The fishing industry expressed concern that fishers would not be able comply with the training requirement because the demand for training would exceed the capacity of marine schools. Consequently, TC agreed to propose a regulatory amendment to the Crewing Regulations. This amendment would effectively extend by two years the deadline for successful completion of MED training if the fishing vessel does not operate beyond the limits of a fishing voyage Class II. TC anticipates that the proposed regulatory amendment will come into force by early 2001. However, the relevant section of the regulations will not apply to fishers until 30 July 2002.

Neither TC nor the Department of Fisheries and Oceans knows the exact number of fishers that require basic safety training to satisfy the Crewing Regulations. However, a number of recognized institutions in eastern Canada report that there is little demand by fishers for basic safety training. These institutions also report that while they could now provide more training sessions, the deadline of 2002 may cause a delay in the demand for training and generate a last-minute rush nearer the deadline.

Findings as to Causes and Contributing Factors

  1. The mussel-harvesting punt was fully loaded with about five tonnes of mussels when her outboard motor failed.
  2. The exact cause of the outboard motor failure could not be conclusively determined.
  3. The punt had positive intact transverse stability when empty and when fully loaded.
  4. The punt drifted broadside to the prevailing waves for about 20 minutes, and shipped water.
  5. The free surface effects of the shipped water, a slight shift of cargo and the additional dynamic influences of the wave rolling motions most likely caused the complete loss of righting ability, and the vessel suddenly capsized.
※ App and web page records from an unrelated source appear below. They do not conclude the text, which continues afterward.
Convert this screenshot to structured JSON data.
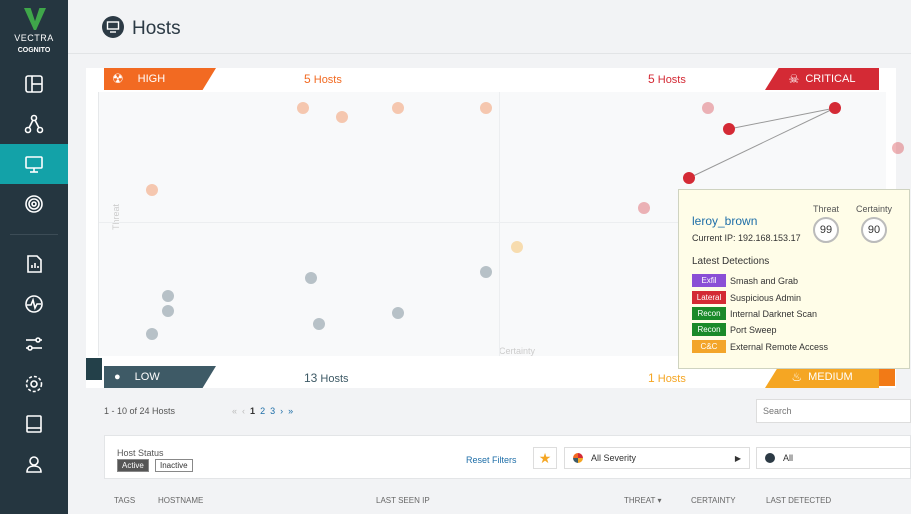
{
  "brand": {
    "name": "VECTRA",
    "product": "COGNITO"
  },
  "page": {
    "title": "Hosts"
  },
  "quadrants": {
    "high": {
      "label": "HIGH",
      "count": "5",
      "unit": "Hosts"
    },
    "critical": {
      "label": "CRITICAL",
      "count": "5",
      "unit": "Hosts"
    },
    "low": {
      "label": "LOW",
      "count": "13",
      "unit": "Hosts"
    },
    "medium": {
      "label": "MEDIUM",
      "count": "1",
      "unit": "Hosts"
    },
    "axis": {
      "y": "Threat",
      "x": "Certainty"
    }
  },
  "tooltip": {
    "hostname": "leroy_brown",
    "ip": "Current IP: 192.168.153.17",
    "threat_label": "Threat",
    "certainty_label": "Certainty",
    "threat": "99",
    "certainty": "90",
    "latest_title": "Latest Detections",
    "detections": [
      {
        "tag": "Exfil",
        "name": "Smash and Grab",
        "color": "#8a4fd6"
      },
      {
        "tag": "Lateral",
        "name": "Suspicious Admin",
        "color": "#d32a34"
      },
      {
        "tag": "Recon",
        "name": "Internal Darknet Scan",
        "color": "#1a8a2a"
      },
      {
        "tag": "Recon",
        "name": "Port Sweep",
        "color": "#1a8a2a"
      },
      {
        "tag": "C&C",
        "name": "External Remote Access",
        "color": "#f3a52a"
      }
    ]
  },
  "list": {
    "range": "1 - 10 of 24 Hosts",
    "pages": {
      "first": "«",
      "prev": "‹",
      "p1": "1",
      "p2": "2",
      "p3": "3",
      "next": "›",
      "last": "»"
    },
    "search_placeholder": "Search"
  },
  "filters": {
    "host_status_label": "Host Status",
    "active": "Active",
    "inactive": "Inactive",
    "reset": "Reset Filters",
    "severity": "All Severity",
    "scope": "All"
  },
  "columns": [
    "TAGS",
    "HOSTNAME",
    "LAST SEEN IP",
    "THREAT ▾",
    "CERTAINTY",
    "LAST DETECTED"
  ],
  "colors": {
    "high": "#f26a22",
    "critical": "#d42a35",
    "low": "#3e5a66",
    "medium": "#f5a623",
    "sidebar": "#253640",
    "accent": "#13a2a8"
  }
}
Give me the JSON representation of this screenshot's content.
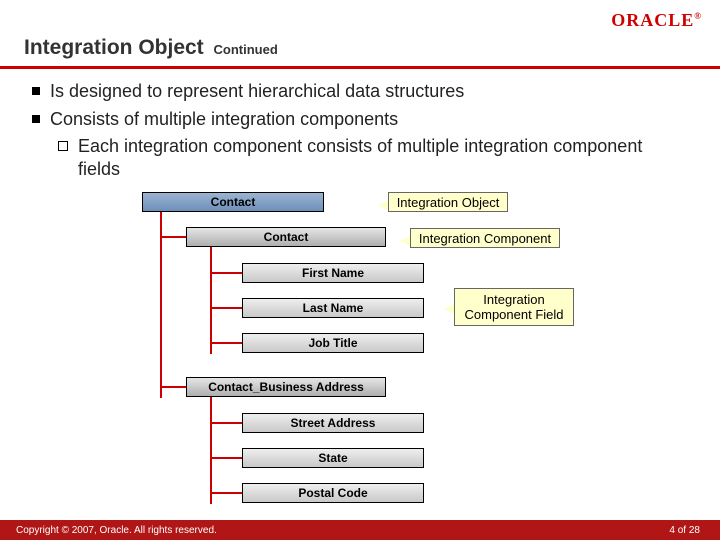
{
  "brand": {
    "name": "ORACLE"
  },
  "title": {
    "main": "Integration Object",
    "continued": "Continued"
  },
  "bullets": {
    "b1a": "Is designed to represent hierarchical data structures",
    "b1b": "Consists of multiple integration components",
    "b2a": "Each integration component consists of multiple integration component fields"
  },
  "diagram": {
    "root": "Contact",
    "comp1": {
      "label": "Contact",
      "fields": [
        "First Name",
        "Last Name",
        "Job Title"
      ]
    },
    "comp2": {
      "label": "Contact_Business Address",
      "fields": [
        "Street Address",
        "State",
        "Postal Code"
      ]
    }
  },
  "callouts": {
    "io": "Integration Object",
    "ic": "Integration Component",
    "icf": "Integration\nComponent Field"
  },
  "footer": {
    "copyright": "Copyright © 2007, Oracle. All rights reserved.",
    "page": "4 of 28"
  }
}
Findings as to Risk

  1. The two occupants were thrown into the water; neither was wearing a personal flotation device, and there was no such device on board. Both persons drowned.
  2. The punt did not have on board the safety equipment required by the Small Fishing Vessel Inspection Regulations.
  3. There are no provisions requiring an operator of a small fishing vessel of 60 gross tons or less to have marine safety-related training, and neither of the persons aboard had ever received such training.

This report concludes the Transportation Safety Board's investigation into this occurrence. Consequently, the Board authorized the release of this report on 6 March 2001.

Appendix A - Outline General Arrangement of Mussel Punt

Appendix A - Outline General Arrangement of Mussel Punt

Appendix B - Photographs

Mussel-harvesting punt at the time of recovery

Mussel-harvesting punt at the time of recovery

Installation of the outboard motor

Installation of the outboard motor


[1]  Units of measurement in this report conform to International Maritime Organization standards or, where there is no such standard, are expressed in the International System of units.

[2]  All times are Atlantic daylight time (coordinated universal time minus three hours).

[3]  Mussels are grown in "socks", tube-shaped nets in which cultivated mussels are placed to grow. The socks hang from a buoyed underwater line.

[4]  A tank of mussels is a box-shaped plastic container measuring 107 cm X 123 cm X 32 cm.

[5]  It was reported that the punt was routinely operated with the transom at the after end of the motor well under the waterline.

[6]  GMt is an indicator of a vessel's initial righting ability.

[7]  Between 1975 and 1999, some 675 fatalities to fishers were recorded.

[8]  TSB Report No. M90N5017 "STRAITS PRIDE II", Recommendation M92-06.